DIAMONDS IN THE ROUGH
"Make it your ambition
to lead a quiet life, and work with your hands."
1 Thessalonians 4:11
Way back in 1975 our wedding was a Woodstock-style
affair with a two-tiered (organically-grown) carrot cake amid
gifts wrapped only in newsprint by our request. For all our biodegradable
communal living, heterosexual marriage for life was still an
unquestioned ideal. With God on our side, nuptial bliss made
us feel like we could change the world.
Our honeymoon night was a suitably earthy affair involving
a low-budget stay in a friend's geodesic dome nestled remotely
in the country aspen. The place had been named "Norbuck
Diamond Mines"; a muse on the effect made by several crystal-shaped
windows in the dome's multi-angled roof.
The next morning we donned our unisex wedding gear,
buckled on our two-bit sandals and headed out in a Cortina we
called 'If' to shoot wedding pictures and launch Day Two of a
three-day celebration. It had rained during the wee hours. Lots.
We were on a roll but 'If' wasn't. He just sat on the slight
incline of a greasy county road in the ironic morning sun and
spat mud up my front while Barbara coaxed the gearbox with stunning
ineffectiveness. Don't even try pushing a bogged down car in
your bare feet. But you can thank God for long-in-the-tooth farmers
I don't remember if the mud caked on my attire
and congealed between my toes before we found a suitable scrub-down
zone. But we do have pics to prove we presented ourselves respectable
to the naked lens by mid-morning, any hint of foolhardy planning
washed down some unsuspecting drain.
Those first hours of mishap matrimony modeled elements
that would characterize much of our first 25 years together.
Later, during the spring that we finally felt ready for sheep
we'd neglected to cover all the bases and contracted footrot
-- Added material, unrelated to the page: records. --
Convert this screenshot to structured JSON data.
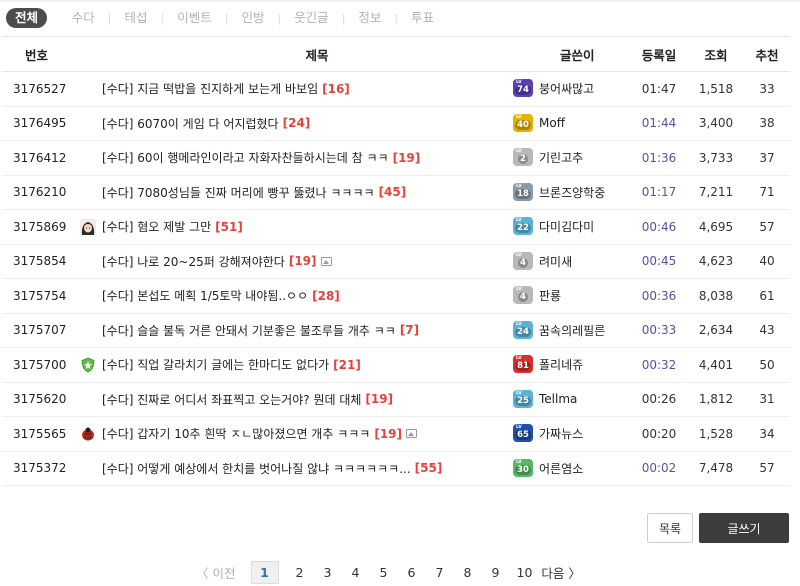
{
  "tabs": [
    "전체",
    "수다",
    "테섭",
    "이벤트",
    "인방",
    "웃긴글",
    "정보",
    "투표"
  ],
  "active_tab": 0,
  "header": {
    "no": "번호",
    "title": "제목",
    "author": "글쓴이",
    "date": "등록일",
    "views": "조회",
    "rec": "추천"
  },
  "colors": {
    "today_date": "#5c4fa0",
    "comment_count": "#e8413b",
    "current_page": "#3a6fb0"
  },
  "rows": [
    {
      "no": "3176527",
      "title": "[수다] 지금 떡밥을 진지하게 보는게 바보임",
      "comments": "[16]",
      "image": false,
      "avatar": "",
      "level": "74",
      "level_color": "#5b3fb5",
      "author": "붕어싸많고",
      "date": "01:47",
      "today": false,
      "views": "1,518",
      "rec": "33"
    },
    {
      "no": "3176495",
      "title": "[수다] 6070이 게임 다 어지럽혔다",
      "comments": "[24]",
      "image": false,
      "avatar": "",
      "level": "40",
      "level_color": "#e2b400",
      "author": "Moff",
      "date": "01:44",
      "today": true,
      "views": "3,400",
      "rec": "38"
    },
    {
      "no": "3176412",
      "title": "[수다] 60이 행메라인이라고 자화자찬들하시는데 참 ㅋㅋ",
      "comments": "[19]",
      "image": false,
      "avatar": "",
      "level": "2",
      "level_color": "#b9b9b9",
      "author": "기린고추",
      "date": "01:36",
      "today": true,
      "views": "3,733",
      "rec": "37"
    },
    {
      "no": "3176210",
      "title": "[수다] 7080성님들 진짜 머리에 빵꾸 뚫렸나 ㅋㅋㅋㅋ",
      "comments": "[45]",
      "image": false,
      "avatar": "",
      "level": "18",
      "level_color": "#8a9aa8",
      "author": "브론즈양학중",
      "date": "01:17",
      "today": true,
      "views": "7,211",
      "rec": "71"
    },
    {
      "no": "3175869",
      "title": "[수다] 혐오 제발 그만",
      "comments": "[51]",
      "image": false,
      "avatar": "girl-avatar",
      "level": "22",
      "level_color": "#5ab3d6",
      "author": "다미김다미",
      "date": "00:46",
      "today": true,
      "views": "4,695",
      "rec": "57"
    },
    {
      "no": "3175854",
      "title": "[수다] 나로 20~25퍼 강해져야한다",
      "comments": "[19]",
      "image": true,
      "avatar": "",
      "level": "4",
      "level_color": "#b9b9b9",
      "author": "려미새",
      "date": "00:45",
      "today": true,
      "views": "4,623",
      "rec": "40"
    },
    {
      "no": "3175754",
      "title": "[수다] 본섭도 메획 1/5토막 내야됨..ㅇㅇ",
      "comments": "[28]",
      "image": false,
      "avatar": "",
      "level": "4",
      "level_color": "#b9b9b9",
      "author": "판룡",
      "date": "00:36",
      "today": true,
      "views": "8,038",
      "rec": "61"
    },
    {
      "no": "3175707",
      "title": "[수다] 슬슬 불독 거른 안돼서 기분좋은 불조루들 개추 ㅋㅋ",
      "comments": "[7]",
      "image": false,
      "avatar": "",
      "level": "24",
      "level_color": "#5ab3d6",
      "author": "꿈속의레필른",
      "date": "00:33",
      "today": true,
      "views": "2,634",
      "rec": "43"
    },
    {
      "no": "3175700",
      "title": "[수다] 직업 갈라치기 글에는 한마디도 없다가",
      "comments": "[21]",
      "image": false,
      "avatar": "shield-avatar",
      "level": "81",
      "level_color": "#d8312c",
      "author": "폴리네쥬",
      "date": "00:32",
      "today": true,
      "views": "4,401",
      "rec": "50"
    },
    {
      "no": "3175620",
      "title": "[수다] 진짜로 어디서 좌표찍고 오는거야? 뭔데 대체",
      "comments": "[19]",
      "image": false,
      "avatar": "",
      "level": "25",
      "level_color": "#5ab3d6",
      "author": "Tellma",
      "date": "00:26",
      "today": false,
      "views": "1,812",
      "rec": "31"
    },
    {
      "no": "3175565",
      "title": "[수다] 갑자기 10추 흰딱 ㅈㄴ많아졌으면 개추 ㅋㅋㅋ",
      "comments": "[19]",
      "image": true,
      "avatar": "ladybug-avatar",
      "level": "65",
      "level_color": "#1f4fa8",
      "author": "가짜뉴스",
      "date": "00:20",
      "today": false,
      "views": "1,528",
      "rec": "34"
    },
    {
      "no": "3175372",
      "title": "[수다] 어떻게 예상에서 한치를 벗어나질 않냐 ㅋㅋㅋㅋㅋㅋ...",
      "comments": "[55]",
      "image": false,
      "avatar": "",
      "level": "30",
      "level_color": "#58b868",
      "author": "어른염소",
      "date": "00:02",
      "today": true,
      "views": "7,478",
      "rec": "57"
    }
  ],
  "buttons": {
    "list": "목록",
    "write": "글쓰기"
  },
  "pager": {
    "prev": "이전",
    "pages": [
      "1",
      "2",
      "3",
      "4",
      "5",
      "6",
      "7",
      "8",
      "9",
      "10"
    ],
    "current": "1",
    "next": "다음"
  }
}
in the flock; a battle we won only after months of tending a
miserable formaldehyde footbath. The brilliant scheme of farming
with horses ended after only one year and a runaway bundle wagon.
And our dreamy notions of creating an alternate society where
possessions were held in common ruptured years later from the
Yet for all the 'Green Acres'-style tomfoolery
a little light shone undaunted: the 'wing nut' frequency rate
diminished. We were slowly weaned off ideas that lacked staying
power. Notions of a transformed society always pointed first
to a changed heart. It became not 'God on our side' but 'we chose
to be on his' or even more so, 'He has welcomed us to join Him'.
They say that newly discovered
diamonds are nothing much to look at. But we all know the beauty
that can emerge as the original form yields its inner qualities
to skillful work. Hearts are like that; diamonds in the rough.
The raw product contains a hint of the divine. And so the material
undergoes the forming work of the stonesmith. When he is done
light playfully dances in unguessable directions with quiet precision.
May our lives so shine.